Return the data below unaltered, but strip out the pictures.

- Opening Delimiter -

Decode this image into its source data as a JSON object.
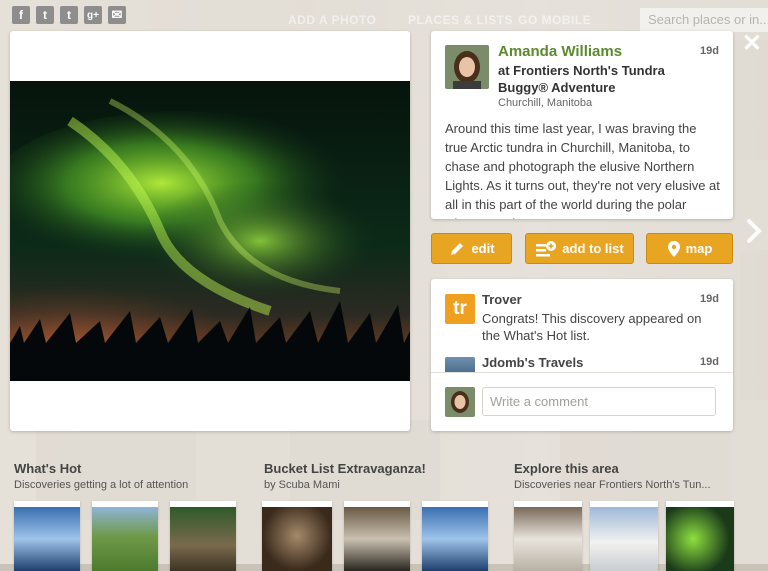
{
  "share": {
    "facebook_glyph": "f",
    "twitter_glyph": "t",
    "tumblr_glyph": "t",
    "googleplus_glyph": "g+",
    "email_glyph": "✉"
  },
  "topnav": {
    "add_photo": "ADD A PHOTO",
    "places_lists": "PLACES & LISTS",
    "go_mobile": "GO MOBILE"
  },
  "search": {
    "placeholder": "Search places or in..."
  },
  "post": {
    "author": "Amanda Williams",
    "age": "19d",
    "place": "at Frontiers North's Tundra Buggy® Adventure",
    "location": "Churchill, Manitoba",
    "description": "Around this time last year, I was braving the true Arctic tundra in Churchill, Manitoba, to chase and photograph the elusive Northern Lights. As it turns out, they're not very elusive at all in this part of the world during the polar winter months!"
  },
  "actions": {
    "edit": "edit",
    "add_to_list": "add to list",
    "map": "map"
  },
  "comments": [
    {
      "name": "Trover",
      "age": "19d",
      "text": "Congrats! This discovery appeared on the What's Hot list.",
      "avatar_text": "tr"
    },
    {
      "name": "Jdomb's Travels",
      "age": "19d",
      "text": ""
    }
  ],
  "comment_box": {
    "placeholder": "Write a comment"
  },
  "sections": [
    {
      "title": "What's Hot",
      "subtitle": "Discoveries getting a lot of attention"
    },
    {
      "title": "Bucket List Extravaganza!",
      "subtitle": "by Scuba Mami"
    },
    {
      "title": "Explore this area",
      "subtitle": "Discoveries near Frontiers North's Tun..."
    }
  ],
  "colors": {
    "accent_orange": "#e8a522",
    "author_green": "#5d8a2f",
    "trover_orange": "#f0a021"
  },
  "icons": {
    "close": "close-icon",
    "next": "chevron-right-icon",
    "edit": "pencil-icon",
    "add_to_list": "list-add-icon",
    "map": "map-pin-icon"
  }
}
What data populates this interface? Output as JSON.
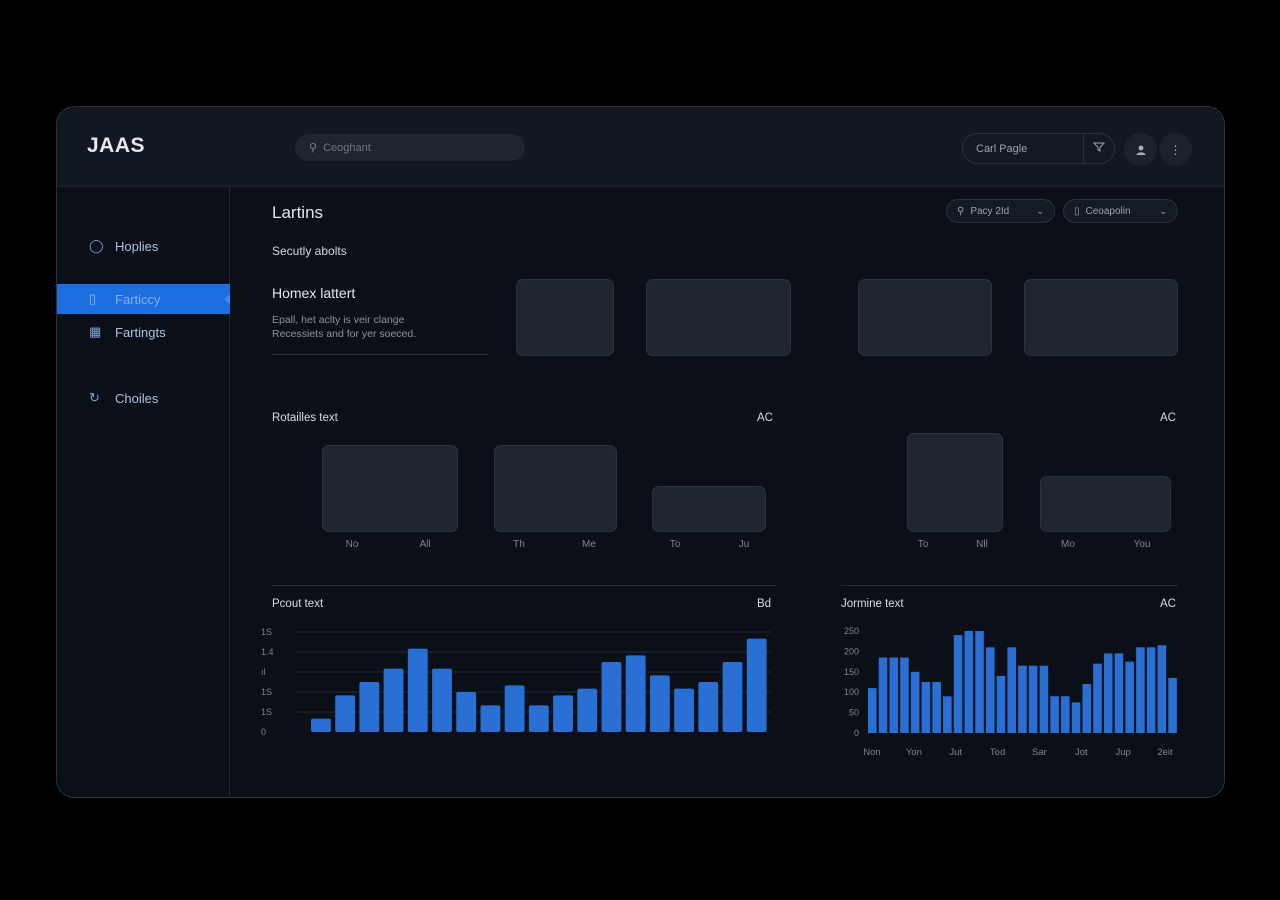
{
  "app": {
    "title": "JAAS"
  },
  "search": {
    "placeholder": "Ceoghant"
  },
  "topbar": {
    "page_button": "Carl Pagle"
  },
  "sidebar": {
    "items": [
      {
        "label": "Hoplies",
        "icon": "bulb-icon"
      },
      {
        "label": "Farticcy",
        "icon": "document-icon",
        "active": true
      },
      {
        "label": "Fartingts",
        "icon": "grid-icon"
      },
      {
        "label": "Choiles",
        "icon": "refresh-icon"
      }
    ]
  },
  "main": {
    "title": "Lartins",
    "subtitle": "Secutly abolts",
    "filter_1": "Pacy 2Id",
    "filter_2": "Ceoapolin",
    "intro": {
      "heading": "Homex lattert",
      "line1": "Epall, het aclty is veir clange",
      "line2": "Recessiets and for yer soeced."
    }
  },
  "panel_a": {
    "title": "Rotailles text",
    "badge": "AC",
    "labels": [
      "No",
      "All",
      "Th",
      "Me",
      "To",
      "Ju"
    ]
  },
  "panel_b": {
    "badge": "AC",
    "labels": [
      "To",
      "Nll",
      "Mo",
      "You"
    ]
  },
  "chart_left": {
    "title": "Pcout text",
    "badge": "Bd"
  },
  "chart_right": {
    "title": "Jormine text",
    "badge": "AC"
  },
  "colors": {
    "accent": "#1d6fe0",
    "bar": "#2a6fd3",
    "background": "#0b0f17"
  },
  "chart_data": [
    {
      "type": "bar",
      "title": "Pcout text",
      "y_ticks": [
        "0",
        "1S",
        "1S",
        "ıl",
        "1.4",
        "1S"
      ],
      "values": [
        4,
        11,
        15,
        19,
        25,
        19,
        12,
        8,
        14,
        8,
        11,
        13,
        21,
        23,
        17,
        13,
        15,
        21,
        28
      ]
    },
    {
      "type": "bar",
      "title": "Jormine text",
      "y_ticks": [
        "0",
        "50",
        "100",
        "150",
        "200",
        "250"
      ],
      "x_ticks": [
        "Non",
        "Yon",
        "Jut",
        "Tod",
        "Sar",
        "Jot",
        "Jup",
        "2eit"
      ],
      "values": [
        110,
        185,
        185,
        185,
        150,
        125,
        125,
        90,
        240,
        250,
        250,
        210,
        140,
        210,
        165,
        165,
        165,
        90,
        90,
        75,
        120,
        170,
        195,
        195,
        175,
        210,
        210,
        215,
        135
      ]
    }
  ]
}
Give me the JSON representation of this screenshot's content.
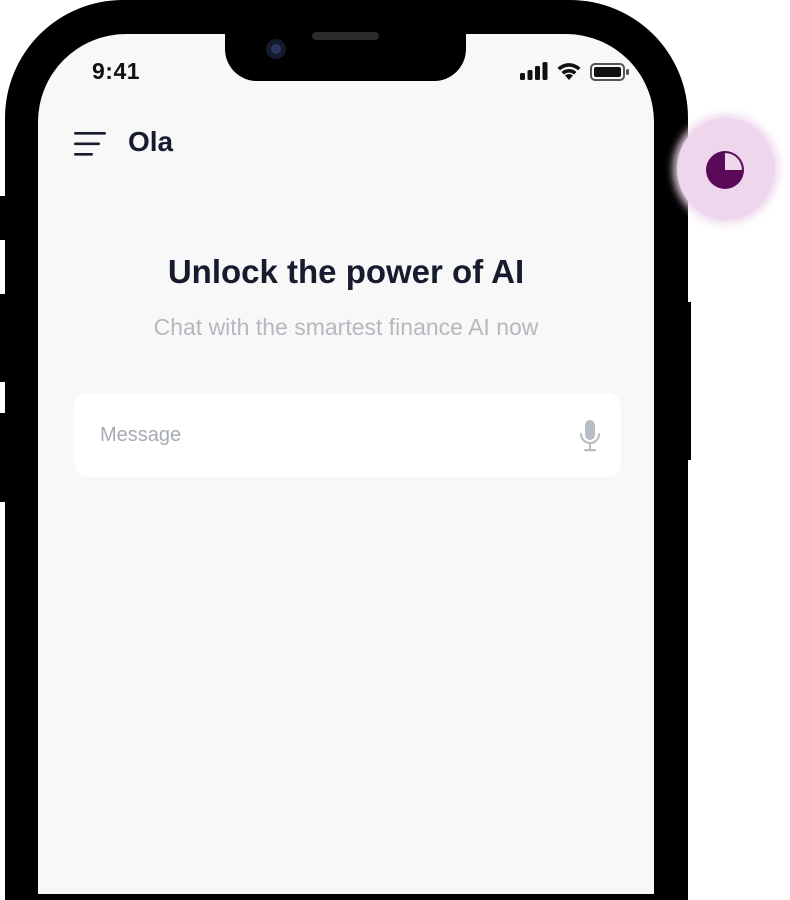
{
  "status_bar": {
    "time": "9:41",
    "icons": [
      "cellular-signal-icon",
      "wifi-icon",
      "battery-icon"
    ]
  },
  "header": {
    "menu_icon": "hamburger-menu-icon",
    "app_name": "Ola"
  },
  "hero": {
    "title": "Unlock the power of AI",
    "subtitle": "Chat with the smartest finance AI now"
  },
  "composer": {
    "placeholder": "Message",
    "value": "",
    "mic_icon": "microphone-icon"
  },
  "touch_indicator": {
    "icon": "touch-indicator-icon",
    "color": "#5b0a5a",
    "halo_color": "#eed7ec"
  },
  "colors": {
    "screen_bg": "#f8f8f8",
    "text_primary": "#171b2e",
    "text_secondary": "#b4b8bf"
  }
}
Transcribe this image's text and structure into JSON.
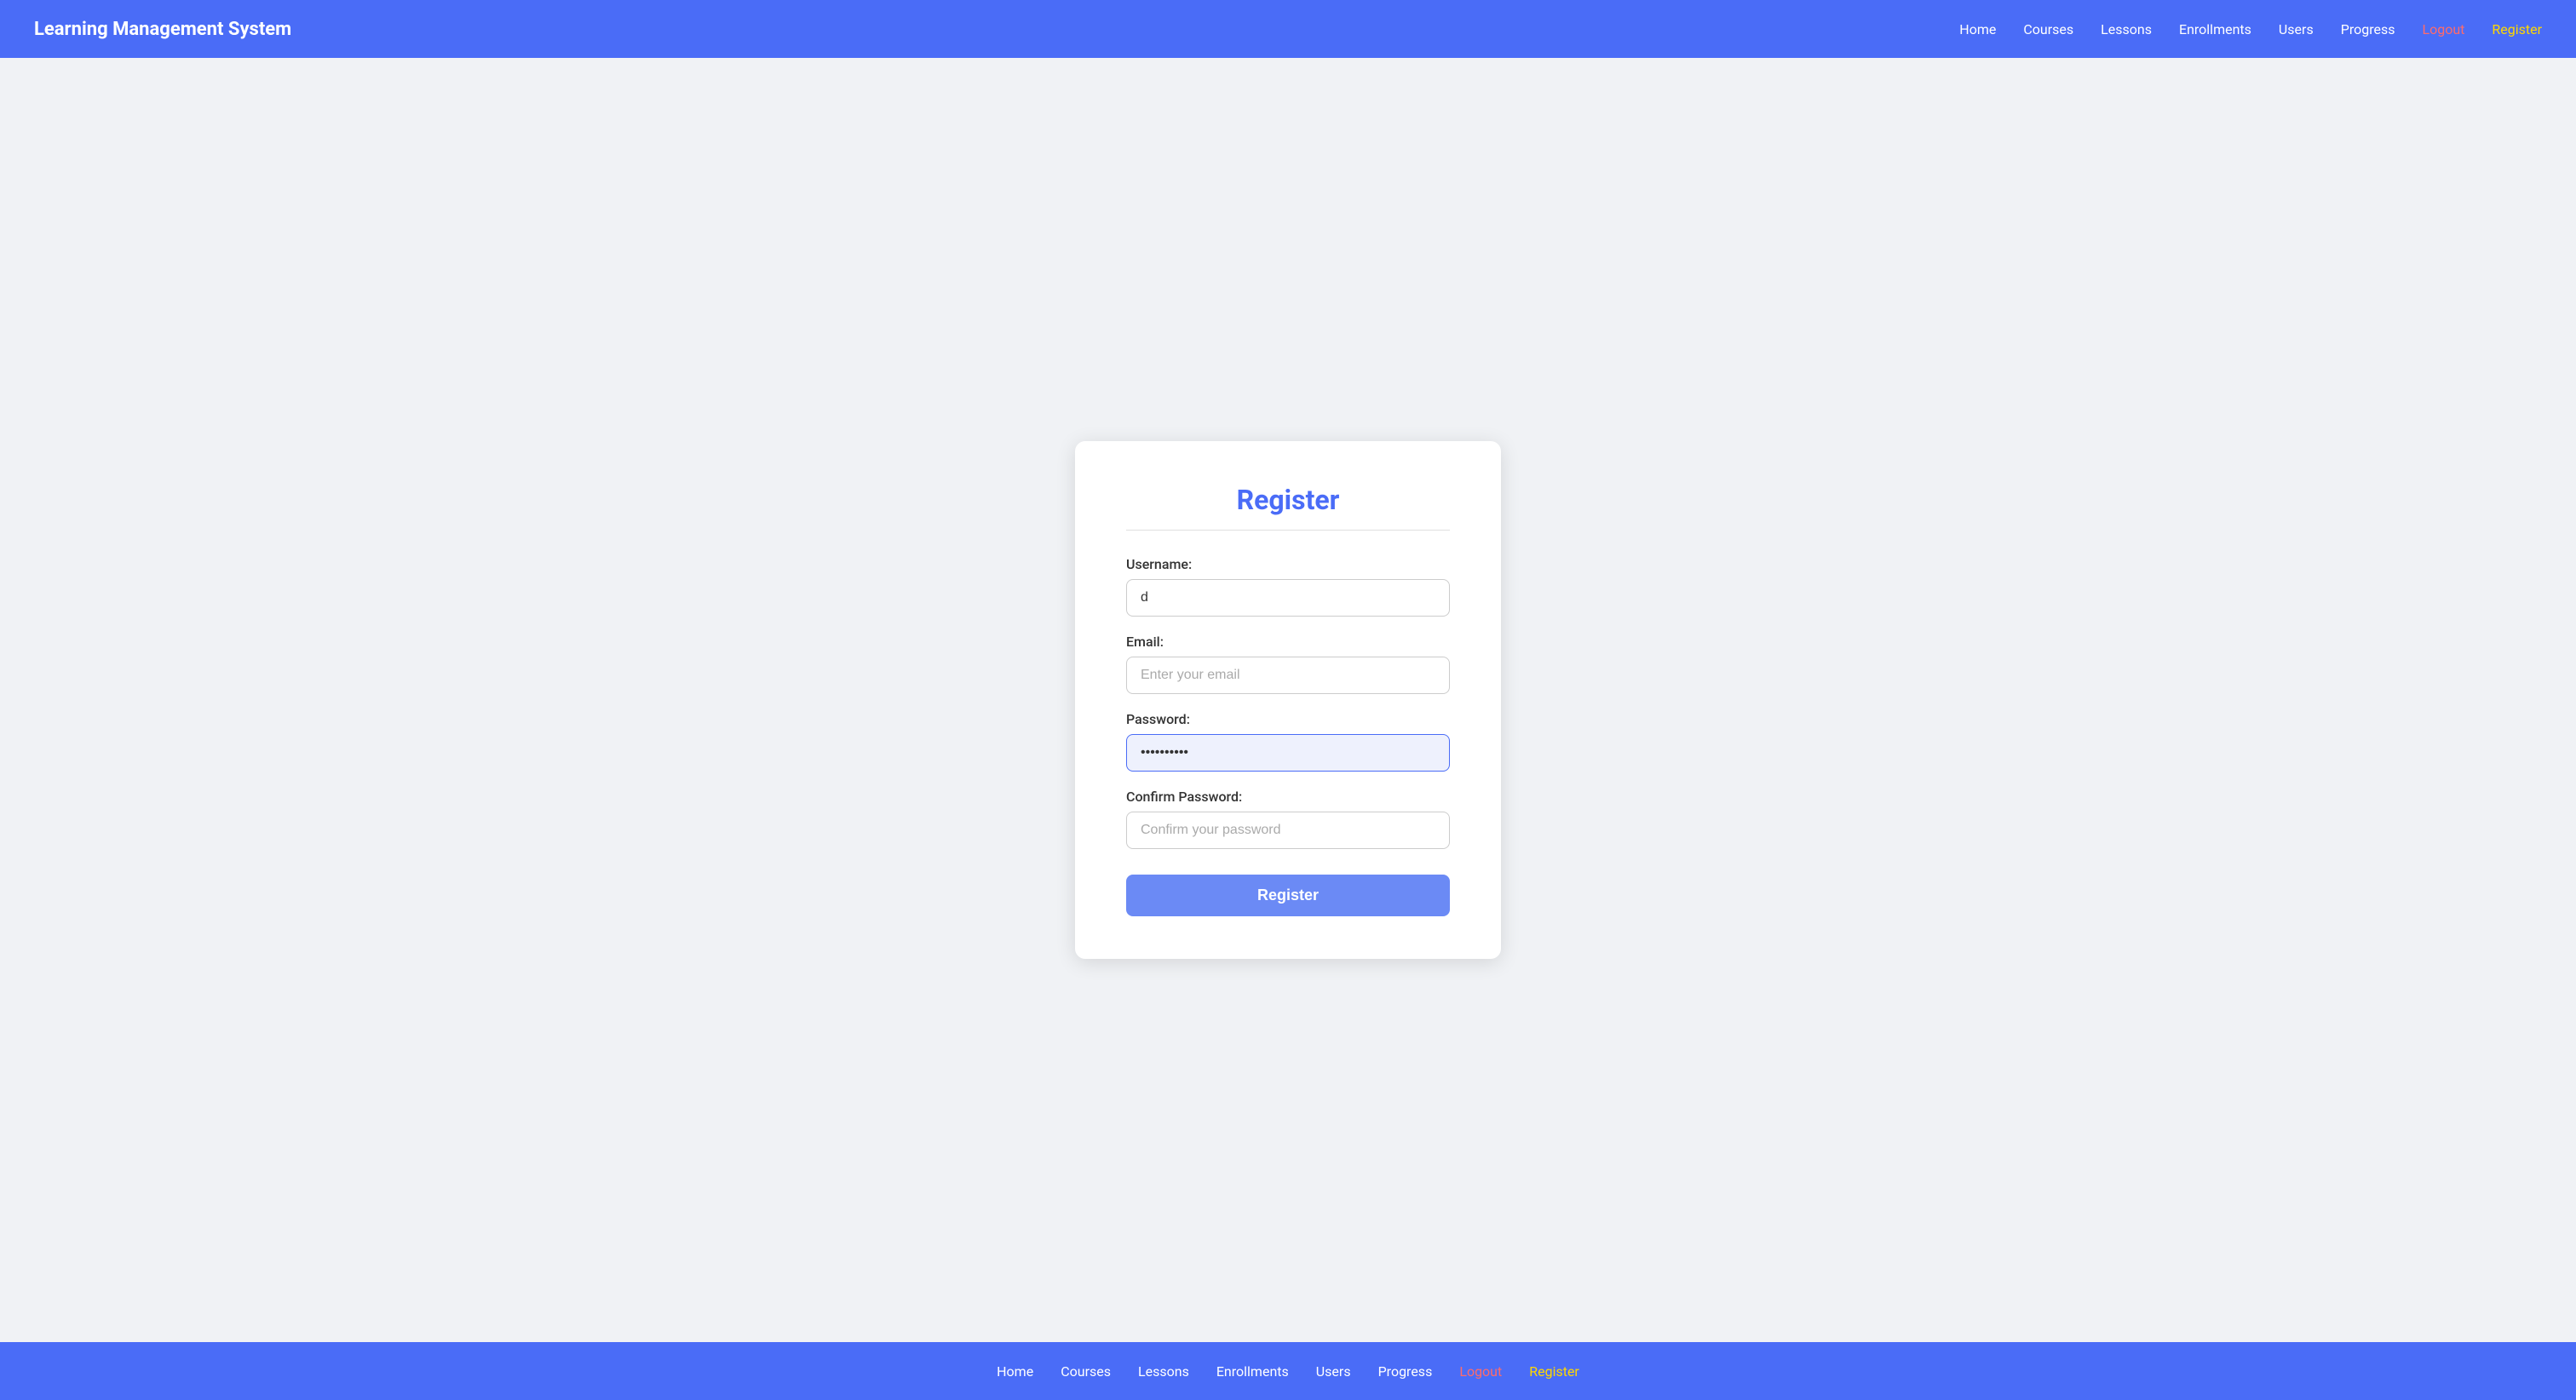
{
  "app": {
    "title": "Learning Management System"
  },
  "navbar": {
    "brand": "Learning Management System",
    "links": [
      {
        "label": "Home",
        "type": "normal"
      },
      {
        "label": "Courses",
        "type": "normal"
      },
      {
        "label": "Lessons",
        "type": "normal"
      },
      {
        "label": "Enrollments",
        "type": "normal"
      },
      {
        "label": "Users",
        "type": "normal"
      },
      {
        "label": "Progress",
        "type": "normal"
      },
      {
        "label": "Logout",
        "type": "logout"
      },
      {
        "label": "Register",
        "type": "register"
      }
    ]
  },
  "form": {
    "title": "Register",
    "fields": {
      "username": {
        "label": "Username:",
        "value": "d",
        "placeholder": ""
      },
      "email": {
        "label": "Email:",
        "value": "",
        "placeholder": "Enter your email"
      },
      "password": {
        "label": "Password:",
        "value": "••••••••••",
        "placeholder": ""
      },
      "confirm_password": {
        "label": "Confirm Password:",
        "value": "",
        "placeholder": "Confirm your password"
      }
    },
    "submit_label": "Register"
  },
  "footer": {
    "links": [
      {
        "label": "Home",
        "type": "normal"
      },
      {
        "label": "Courses",
        "type": "normal"
      },
      {
        "label": "Lessons",
        "type": "normal"
      },
      {
        "label": "Enrollments",
        "type": "normal"
      },
      {
        "label": "Users",
        "type": "normal"
      },
      {
        "label": "Progress",
        "type": "normal"
      },
      {
        "label": "Logout",
        "type": "logout"
      },
      {
        "label": "Register",
        "type": "register"
      }
    ]
  },
  "colors": {
    "primary": "#4a6cf7",
    "logout": "#ff6b6b",
    "register_link": "#ffd700",
    "active_input_bg": "#eef1fd"
  }
}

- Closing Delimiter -

• **SOLVED PROBLEM**
Decode this image into its source data as a JSON object.
{
  "share": {
    "facebook_glyph": "f",
    "twitter_glyph": "t",
    "tumblr_glyph": "t",
    "googleplus_glyph": "g+",
    "email_glyph": "✉"
  },
  "topnav": {
    "add_photo": "ADD A PHOTO",
    "places_lists": "PLACES & LISTS",
    "go_mobile": "GO MOBILE"
  },
  "search": {
    "placeholder": "Search places or in..."
  },
  "post": {
    "author": "Amanda Williams",
    "age": "19d",
    "place": "at Frontiers North's Tundra Buggy® Adventure",
    "location": "Churchill, Manitoba",
    "description": "Around this time last year, I was braving the true Arctic tundra in Churchill, Manitoba, to chase and photograph the elusive Northern Lights. As it turns out, they're not very elusive at all in this part of the world during the polar winter months!"
  },
  "actions": {
    "edit": "edit",
    "add_to_list": "add to list",
    "map": "map"
  },
  "comments": [
    {
      "name": "Trover",
      "age": "19d",
      "text": "Congrats! This discovery appeared on the What's Hot list.",
      "avatar_text": "tr"
    },
    {
      "name": "Jdomb's Travels",
      "age": "19d",
      "text": ""
    }
  ],
  "comment_box": {
    "placeholder": "Write a comment"
  },
  "sections": [
    {
      "title": "What's Hot",
      "subtitle": "Discoveries getting a lot of attention"
    },
    {
      "title": "Bucket List Extravaganza!",
      "subtitle": "by Scuba Mami"
    },
    {
      "title": "Explore this area",
      "subtitle": "Discoveries near Frontiers North's Tun..."
    }
  ],
  "colors": {
    "accent_orange": "#e8a522",
    "author_green": "#5d8a2f",
    "trover_orange": "#f0a021"
  },
  "icons": {
    "close": "close-icon",
    "next": "chevron-right-icon",
    "edit": "pencil-icon",
    "add_to_list": "list-add-icon",
    "map": "map-pin-icon"
  }
}
What data populates this interface? Output as JSON.
{
  "app": {
    "title": "JAAS"
  },
  "search": {
    "placeholder": "Ceoghant"
  },
  "topbar": {
    "page_button": "Carl Pagle"
  },
  "sidebar": {
    "items": [
      {
        "label": "Hoplies",
        "icon": "bulb-icon"
      },
      {
        "label": "Farticcy",
        "icon": "document-icon",
        "active": true
      },
      {
        "label": "Fartingts",
        "icon": "grid-icon"
      },
      {
        "label": "Choiles",
        "icon": "refresh-icon"
      }
    ]
  },
  "main": {
    "title": "Lartins",
    "subtitle": "Secutly abolts",
    "filter_1": "Pacy 2Id",
    "filter_2": "Ceoapolin",
    "intro": {
      "heading": "Homex lattert",
      "line1": "Epall, het aclty is veir clange",
      "line2": "Recessiets and for yer soeced."
    }
  },
  "panel_a": {
    "title": "Rotailles text",
    "badge": "AC",
    "labels": [
      "No",
      "All",
      "Th",
      "Me",
      "To",
      "Ju"
    ]
  },
  "panel_b": {
    "badge": "AC",
    "labels": [
      "To",
      "Nll",
      "Mo",
      "You"
    ]
  },
  "chart_left": {
    "title": "Pcout text",
    "badge": "Bd"
  },
  "chart_right": {
    "title": "Jormine text",
    "badge": "AC"
  },
  "colors": {
    "accent": "#1d6fe0",
    "bar": "#2a6fd3",
    "background": "#0b0f17"
  },
  "chart_data": [
    {
      "type": "bar",
      "title": "Pcout text",
      "y_ticks": [
        "0",
        "1S",
        "1S",
        "ıl",
        "1.4",
        "1S"
      ],
      "values": [
        4,
        11,
        15,
        19,
        25,
        19,
        12,
        8,
        14,
        8,
        11,
        13,
        21,
        23,
        17,
        13,
        15,
        21,
        28
      ]
    },
    {
      "type": "bar",
      "title": "Jormine text",
      "y_ticks": [
        "0",
        "50",
        "100",
        "150",
        "200",
        "250"
      ],
      "x_ticks": [
        "Non",
        "Yon",
        "Jut",
        "Tod",
        "Sar",
        "Jot",
        "Jup",
        "2eit"
      ],
      "values": [
        110,
        185,
        185,
        185,
        150,
        125,
        125,
        90,
        240,
        250,
        250,
        210,
        140,
        210,
        165,
        165,
        165,
        90,
        90,
        75,
        120,
        170,
        195,
        195,
        175,
        210,
        210,
        215,
        135
      ]
    }
  ]
}
Give me the JSON representation of this screenshot's content.
{
  "status_bar": {
    "time": "9:41",
    "icons": [
      "cellular-signal-icon",
      "wifi-icon",
      "battery-icon"
    ]
  },
  "header": {
    "menu_icon": "hamburger-menu-icon",
    "app_name": "Ola"
  },
  "hero": {
    "title": "Unlock the power of AI",
    "subtitle": "Chat with the smartest finance AI now"
  },
  "composer": {
    "placeholder": "Message",
    "value": "",
    "mic_icon": "microphone-icon"
  },
  "touch_indicator": {
    "icon": "touch-indicator-icon",
    "color": "#5b0a5a",
    "halo_color": "#eed7ec"
  },
  "colors": {
    "screen_bg": "#f8f8f8",
    "text_primary": "#171b2e",
    "text_secondary": "#b4b8bf"
  }
}
Transcribe this image's text and structure into JSON.
{
  "app": {
    "title": "Learning Management System"
  },
  "navbar": {
    "brand": "Learning Management System",
    "links": [
      {
        "label": "Home",
        "type": "normal"
      },
      {
        "label": "Courses",
        "type": "normal"
      },
      {
        "label": "Lessons",
        "type": "normal"
      },
      {
        "label": "Enrollments",
        "type": "normal"
      },
      {
        "label": "Users",
        "type": "normal"
      },
      {
        "label": "Progress",
        "type": "normal"
      },
      {
        "label": "Logout",
        "type": "logout"
      },
      {
        "label": "Register",
        "type": "register"
      }
    ]
  },
  "form": {
    "title": "Register",
    "fields": {
      "username": {
        "label": "Username:",
        "value": "d",
        "placeholder": ""
      },
      "email": {
        "label": "Email:",
        "value": "",
        "placeholder": "Enter your email"
      },
      "password": {
        "label": "Password:",
        "value": "••••••••••",
        "placeholder": ""
      },
      "confirm_password": {
        "label": "Confirm Password:",
        "value": "",
        "placeholder": "Confirm your password"
      }
    },
    "submit_label": "Register"
  },
  "footer": {
    "links": [
      {
        "label": "Home",
        "type": "normal"
      },
      {
        "label": "Courses",
        "type": "normal"
      },
      {
        "label": "Lessons",
        "type": "normal"
      },
      {
        "label": "Enrollments",
        "type": "normal"
      },
      {
        "label": "Users",
        "type": "normal"
      },
      {
        "label": "Progress",
        "type": "normal"
      },
      {
        "label": "Logout",
        "type": "logout"
      },
      {
        "label": "Register",
        "type": "register"
      }
    ]
  },
  "colors": {
    "primary": "#4a6cf7",
    "logout": "#ff6b6b",
    "register_link": "#ffd700",
    "active_input_bg": "#eef1fd"
  }
}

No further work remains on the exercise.